He eventually left the team. He stopped working as hard and working out and focused on napping more. He was an honor roll student but started struggling with remote learning. His dad said that he began noticing signs of how much he was missing the teammates, the barbeques, and the Thursday night spaghetti suppers. Jay Smith received a text from his wife saying Spencer must have overslept again, as he had missed homeroom. He went to his son’s bedroom.
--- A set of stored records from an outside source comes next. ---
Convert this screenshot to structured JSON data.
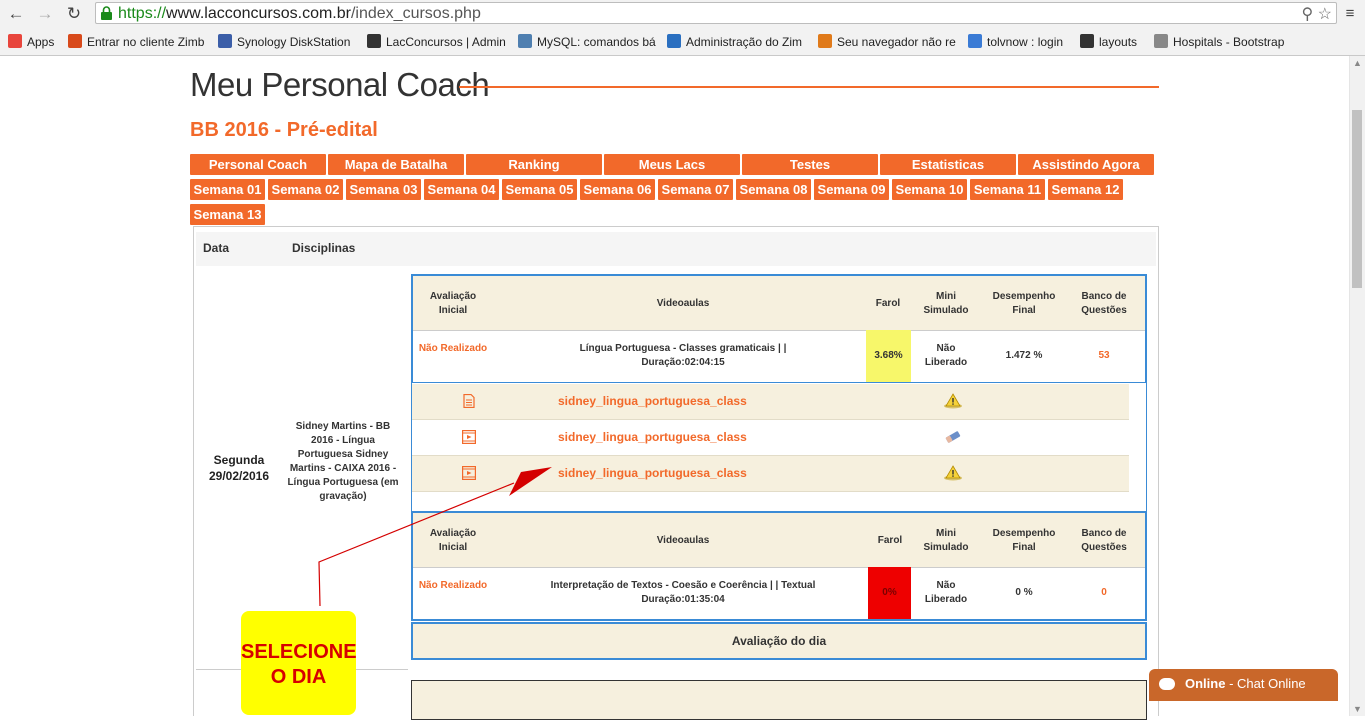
{
  "browser": {
    "url_scheme": "https://",
    "url_host": "www.lacconcursos.com.br",
    "url_path": "/index_cursos.php",
    "bookmarks": [
      {
        "label": "Apps",
        "icon": "apps-grid-icon",
        "color": "#e8453c"
      },
      {
        "label": "Entrar no cliente Zimb",
        "icon": "zimbra-icon",
        "color": "#d84a1b"
      },
      {
        "label": "Synology DiskStation",
        "icon": "synology-icon",
        "color": "#3b5ea8"
      },
      {
        "label": "LacConcursos | Admin",
        "icon": "lac-icon",
        "color": "#333333"
      },
      {
        "label": "MySQL: comandos bá",
        "icon": "mysql-icon",
        "color": "#4f7fb0"
      },
      {
        "label": "Administração do Zim",
        "icon": "zimbra-z-icon",
        "color": "#2a6fc0"
      },
      {
        "label": "Seu navegador não re",
        "icon": "tt-icon",
        "color": "#e07a1a"
      },
      {
        "label": "tolvnow : login",
        "icon": "tolvnow-icon",
        "color": "#3a7bd5"
      },
      {
        "label": "layouts",
        "icon": "w3-icon",
        "color": "#333333"
      },
      {
        "label": "Hospitals - Bootstrap",
        "icon": "page-icon",
        "color": "#888888"
      }
    ]
  },
  "page": {
    "title": "Meu Personal Coach",
    "course": "BB 2016 - Pré-edital",
    "accent": "#f2692a",
    "main_tabs": [
      "Personal Coach",
      "Mapa de Batalha",
      "Ranking",
      "Meus Lacs",
      "Testes",
      "Estatisticas",
      "Assistindo Agora"
    ],
    "week_tabs": [
      "Semana 01",
      "Semana 02",
      "Semana 03",
      "Semana 04",
      "Semana 05",
      "Semana 06",
      "Semana 07",
      "Semana 08",
      "Semana 09",
      "Semana 10",
      "Semana 11",
      "Semana 12",
      "Semana 13"
    ],
    "schedule_headers": {
      "data": "Data",
      "disciplinas": "Disciplinas"
    },
    "day": {
      "weekday": "Segunda",
      "date": "29/02/2016"
    },
    "disciplines": "Sidney Martins - BB 2016 - Língua Portuguesa Sidney Martins - CAIXA 2016 - Língua Portuguesa (em gravação)"
  },
  "lesson_headers": {
    "avaliacao_inicial": "Avaliação Inicial",
    "videoaulas": "Videoaulas",
    "farol": "Farol",
    "mini_simulado": "Mini Simulado",
    "desempenho_final": "Desempenho Final",
    "banco_questoes": "Banco de Questões"
  },
  "lessons": [
    {
      "avaliacao": "Não Realizado",
      "title": "Língua Portuguesa - Classes gramaticais | |",
      "duration": "Duração:02:04:15",
      "farol": "3.68%",
      "farol_color": "#f7f76a",
      "mini_simulado": "Não Liberado",
      "desempenho": "1.472 %",
      "banco": "53"
    },
    {
      "avaliacao": "Não Realizado",
      "title": "Interpretação de Textos - Coesão e Coerência | | Textual",
      "duration": "Duração:01:35:04",
      "farol": "0%",
      "farol_color": "#ee0000",
      "mini_simulado": "Não Liberado",
      "desempenho": "0 %",
      "banco": "0"
    }
  ],
  "materials": [
    {
      "type_icon": "document-icon",
      "label": "sidney_lingua_portuguesa_class",
      "status_icon": "warning-icon"
    },
    {
      "type_icon": "video-icon",
      "label": "sidney_lingua_portuguesa_class",
      "status_icon": "pencil-eraser-icon"
    },
    {
      "type_icon": "video-icon",
      "label": "sidney_lingua_portuguesa_class",
      "status_icon": "warning-icon"
    }
  ],
  "avaliacao_dia": "Avaliação do dia",
  "callout": "SELECIONE O DIA",
  "chat": {
    "status": "Online",
    "label": " - Chat Online"
  }
}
He was dead by suicide.

 ¨I just asked Spencer, ‘Spencer, why?’¨ his father said. 

A growing number are like the Smiths–losing a child to suicide during a pandemic that has upended so much of what Americans have long considered normal.

¨Youth suicides had generally been rising before the pandemic, and it is too early to link an increase in deaths directly to school closures,¨ Rufino, an associate professor of psychology at the University of Houston, said.

Rufino co-authored a study that found there had been a significant increase in the number of ER visits to a children’s hospital related to mental health since coronavirus hit the US.

The youngest child to die was nine.

“It’s heartbreaking as a superintendent when you lose a child. It’s heartbreaking as a leader,” Jesus Jara said.

Some kids are struggling with not enough to eat, while others have parents who lost their jobs, and kids have to take on new responsibilities with school closed.

Signs of trouble began in early fall when a warning system on school-issued laptops and tablets, programmed to detect mental and emotional struggles, showed a case in alarming searches.

¨Kids are searching ´How to suicide.’ You get the alerts–you get four or five a day,” Jara said.

 In person schools can help to stop more students feeling overwhelmed after the loss of a classmate; this is sometimes called ¨postvention”

¨In a youth suicide, you really need to worry about things like suicide contagion or suicide clusters, because they are rather common in youth,” Rufino said. ¨When a youth suicide takes place, a school is going to rapidly implement a ´postvention´ plan. It provides students and teachers with much needed support. They can deal with tragic loss together… However, if schools aren’t on school campuses, it’s going to be really difficult to implement a postvention plan. It’s possible that it is going to leave parents floundering, unsure of how to talk to their kids¨ 

Spencer Smith’s parents believe that, if schools and youth programs had been open with proper social distancing, allowing children to be together safely, their son might not have died. They urge other families not to take face-to-face interaction for granted.